*** SUPPLIED DATA ***

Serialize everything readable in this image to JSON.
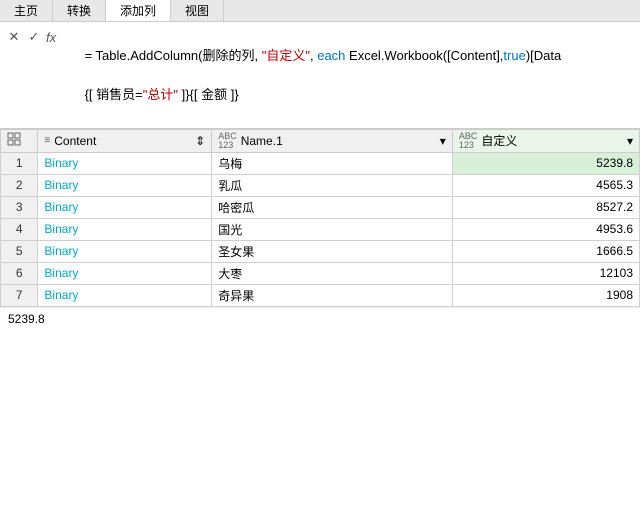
{
  "topNav": {
    "tabs": [
      {
        "label": "主页",
        "active": false
      },
      {
        "label": "转换",
        "active": false
      },
      {
        "label": "添加列",
        "active": true
      },
      {
        "label": "视图",
        "active": false
      }
    ]
  },
  "formulaBar": {
    "cancelIcon": "✕",
    "confirmIcon": "✓",
    "fxLabel": "fx",
    "formulaLine1": "= Table.AddColumn(删除的列, \"自定义\", each Excel.Workbook([Content],true)[Data",
    "formulaLine2": "{[ 销售员=\"总计\" ]}{[ 金额 ]}"
  },
  "tableHeader": {
    "selectorSymbol": "▦",
    "columns": [
      {
        "icon": "≡",
        "label": "Content",
        "sortIcon": "⇕",
        "type": "table"
      },
      {
        "icon": "ABC\n123",
        "label": "Name.1",
        "sortIcon": "▾",
        "type": "text"
      },
      {
        "icon": "ABC\n123",
        "label": "自定义",
        "sortIcon": "▾",
        "type": "text"
      }
    ]
  },
  "tableRows": [
    {
      "rowNum": 1,
      "content": "Binary",
      "name1": "乌梅",
      "custom": "5239.8"
    },
    {
      "rowNum": 2,
      "content": "Binary",
      "name1": "乳瓜",
      "custom": "4565.3"
    },
    {
      "rowNum": 3,
      "content": "Binary",
      "name1": "哈密瓜",
      "custom": "8527.2"
    },
    {
      "rowNum": 4,
      "content": "Binary",
      "name1": "国光",
      "custom": "4953.6"
    },
    {
      "rowNum": 5,
      "content": "Binary",
      "name1": "圣女果",
      "custom": "1666.5"
    },
    {
      "rowNum": 6,
      "content": "Binary",
      "name1": "大枣",
      "custom": "12103"
    },
    {
      "rowNum": 7,
      "content": "Binary",
      "name1": "奇异果",
      "custom": "1908"
    }
  ],
  "statusBar": {
    "value": "5239.8"
  }
}
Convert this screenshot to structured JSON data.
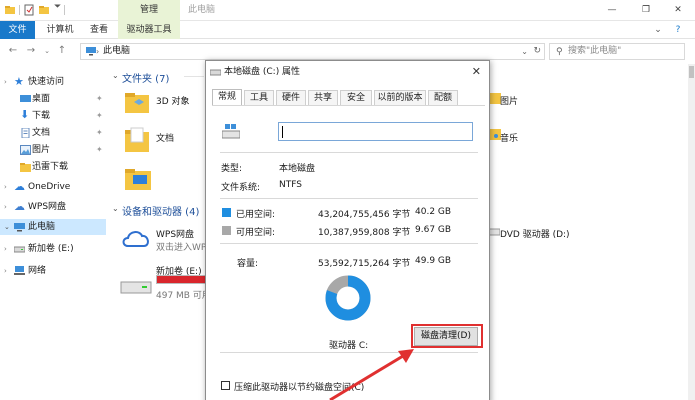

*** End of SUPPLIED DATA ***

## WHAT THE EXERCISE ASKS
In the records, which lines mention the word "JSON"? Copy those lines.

## SOLUTION TO THIS TASK
Serialize everything readable in this image to JSON.
Convert this screenshot to structured JSON data.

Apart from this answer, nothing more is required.